Severe drought brought by climate change, land clearing for farming and dam-building are shrinking the living area of the platypus, an animal unique to Australia.
Researchers at the University of New South Wales (UNSW) advised the government to place the semi-aquatic animals on the vulnerable species list since their habitat shrunk more than a fifth in the last 30 years.
“There is a real concern that platypus populations will disappear from some of our rivers without returning if rivers keep degrading with droughts and dams,” said Richard Kingsford, director of the university’s Center for Ecosystem Science.
The animals cannot live outside water, and as the continent dries further and people draw more water from rivers, some permanent pools could get even smaller, he added.
A platypus looks like a combination of different animals: beak and webbed feet like a duck, tail of a beaver and body and fur of an otter. The animals lay eggs and live mostly across Australia’s eastern seaboard.
Platypus numbers may have more than halved over several decades, research models show, but figures are hard to pinpoint as they are secretive nocturnal animals.
”Platypus are a bit out of sight, out of mind. You know, no one really sees them that often because they’re nocturnal.
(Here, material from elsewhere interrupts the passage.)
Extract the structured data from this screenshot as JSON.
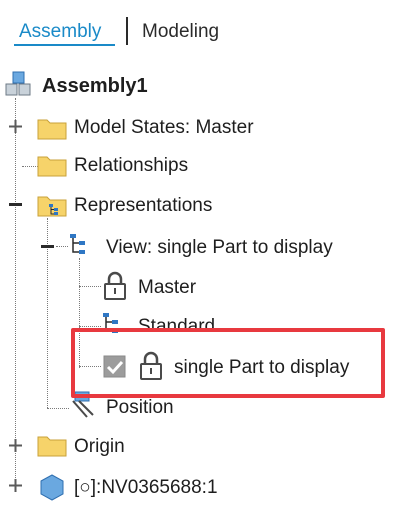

We don’t know that much about them because they’re difficult to work on,” Kingsford said.